task :link => :compile do
  # code to link object files into an executable

# Define a task that depends on the link task and cleans up afterwards
task :build => :link do
  puts "Build complete"

# Define a task that cleans up the generated object files
task :clean do
  puts "Object files cleaned"

# Define a task that clobbers all generated files
task :clobber do
  puts "All generated files clobbered"

Useful powerups 


FileList allows you to write tasks that process a lot of files. It is essentially an array of files with special methods available.

Creating a file list is easy. Just give it the list of file names:

fl = FileList['file1.rb', file2.rb']

Or give it a glob pattern:

fl = FileList['*.rb']

# more fun
FileList['*.rb'].each do |src|
	# add tasks that process files here	
	file target => src do
		# actions

Parallel execution 

Rake allows parallel execution of prerequisites using the following syntax:

multitask copy_files: %w[copy_src copy_doc copy_bin] do
  puts "All Copies Complete"

In this example, copy_files is a normal rake task. Its actions are executed whenever all of its prerequisites are done. The big difference is that the prerequisites (copy_src, copy_bin and copy_doc) are executed in parallel. Each of the prerequisites are run in their own Ruby thread, possibly allowing faster overall runtime.


Rule tasks, also known as synthesized tasks, have the same characteristics as all other kinds of tasks: they have a name, they can have zero or more actions, they can have prerequisites, and if Rake determines the task needs to be run it will only be run once.

What makes rule tasks different is that you don’t actually give them a name – I know, I just said that rule tasks have names, just bear with me – instead when you declare the task you give it a pattern in place of a name.2

Regular expression based matching:

rule /foo/ do |task|
  puts 'called task named: %s' %

Specifying regular expression matched rules with syntactic sugar:

rule '.txt' do |task|
  puts 'creating file: %s' %

Specifying dependencies:

rule '.dependency' do |task|
  puts 'called task: %s' %

rule '.task' => '.dependency' do |task|
  puts 'called task: %s' %

Rules for Files

rule '.txt' => '.template' do |task|
  cp task.source,

Advanced Rakefile 

Accessing Other Tasks 

You can directly manipulate the input, output, and actions of one task from another. For instance,

task :doit do
  puts "DONE"

task :dont do

Running this example:

$ rake doit
(in /Users/jim/working/git/rake/x)
$ rake dont doit
(in /Users/jim/working/git/rake/x)
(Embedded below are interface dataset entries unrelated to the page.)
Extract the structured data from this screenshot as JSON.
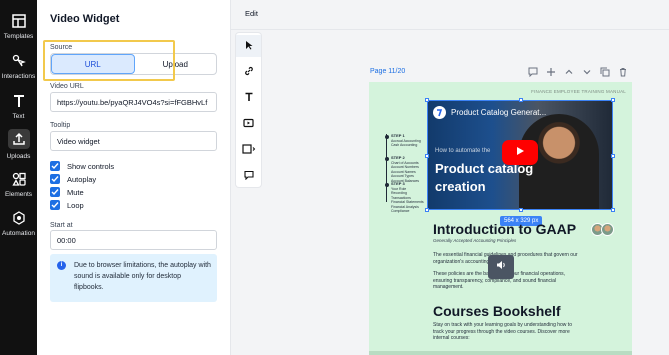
{
  "rail": {
    "items": [
      {
        "label": "Templates",
        "icon": "templates-icon"
      },
      {
        "label": "Interactions",
        "icon": "interactions-icon"
      },
      {
        "label": "Text",
        "icon": "text-icon"
      },
      {
        "label": "Uploads",
        "icon": "upload-icon"
      },
      {
        "label": "Elements",
        "icon": "elements-icon"
      },
      {
        "label": "Automation",
        "icon": "automation-icon"
      }
    ]
  },
  "panel": {
    "title": "Video Widget",
    "source_label": "Source",
    "source_options": [
      "URL",
      "Upload"
    ],
    "source_selected": "URL",
    "video_url_label": "Video URL",
    "video_url_value": "https://youtu.be/pyaQRJ4VO4s?si=fFGBHvLf",
    "tooltip_label": "Tooltip",
    "tooltip_value": "Video widget",
    "checks": [
      {
        "label": "Show controls",
        "checked": true
      },
      {
        "label": "Autoplay",
        "checked": true
      },
      {
        "label": "Mute",
        "checked": true
      },
      {
        "label": "Loop",
        "checked": true
      }
    ],
    "start_at_label": "Start at",
    "start_at_value": "00:00",
    "info_text": "Due to browser limitations, the autoplay with sound is available only for desktop flipbooks."
  },
  "editor": {
    "edit_label": "Edit",
    "page_label": "Page 11/20",
    "page_header": "FINANCE EMPLOYEE TRAINING MANUAL",
    "video": {
      "title": "Product Catalog Generat...",
      "subtitle": "How to automate the",
      "big_text": "Product catalog creation",
      "size_badge": "564 x 329 px"
    },
    "steps": [
      {
        "title": "STEP 1",
        "lines": [
          "Accrual Accounting",
          "Cash Accounting"
        ]
      },
      {
        "title": "STEP 2",
        "lines": [
          "Chart of Accounts",
          "Account Numbers",
          "Account Names",
          "Account Types",
          "Account Balances"
        ]
      },
      {
        "title": "STEP 3",
        "lines": [
          "Your Role",
          "Recording Transactions",
          "Financial Statements",
          "Financial Analysis",
          "Compliance"
        ]
      }
    ],
    "intro_heading": "Introduction to GAAP",
    "intro_sub": "Generally Accepted Accounting Principles",
    "intro_para1": "The essential financial guidelines and procedures that govern our organization's accounting activities.",
    "intro_para2": "These policies are the backbone of our financial operations, ensuring transparency, compliance, and sound financial management.",
    "course_heading": "Courses Bookshelf",
    "course_para": "Stay on track with your learning goals by understanding how to track your progress through the video courses. Discover more internal courses:"
  },
  "colors": {
    "accent": "#1d6fe3",
    "highlight": "#f2c94c",
    "page_bg": "#d4f3dc",
    "rail_bg": "#111111"
  }
}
When your Rakefile grows, it’s a good idea to bundle tasks into separate namespaces as an additional layer of organization. This is done using namespace. CAUTION
File tasks are not scoped by namespace command since they refer to actual physical file on the system.
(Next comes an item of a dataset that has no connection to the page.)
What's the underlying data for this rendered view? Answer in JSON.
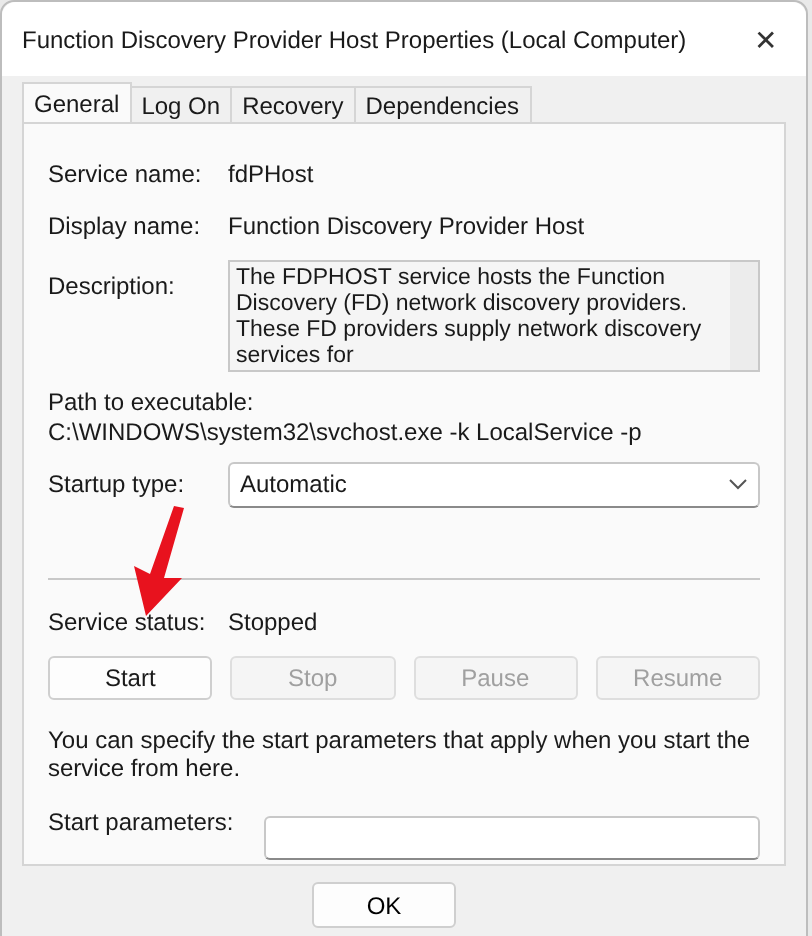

For example:

namespace "main" do
  task :build do
    # Build the main program

namespace "samples" do
  task :build do
    # Build the sample programs

task build: %w[main:build samples:build]

This post should provide you sufficient details to get started with a majority of tasks. If you are done with the post, But I highly recommend checking out other excellent resources that dive deeper into specific details.

  1. Rakefile Format: A Ruby script for defining and running tasks with Rake ↩︎

  2. A tutorial on rake rule tasks ↩︎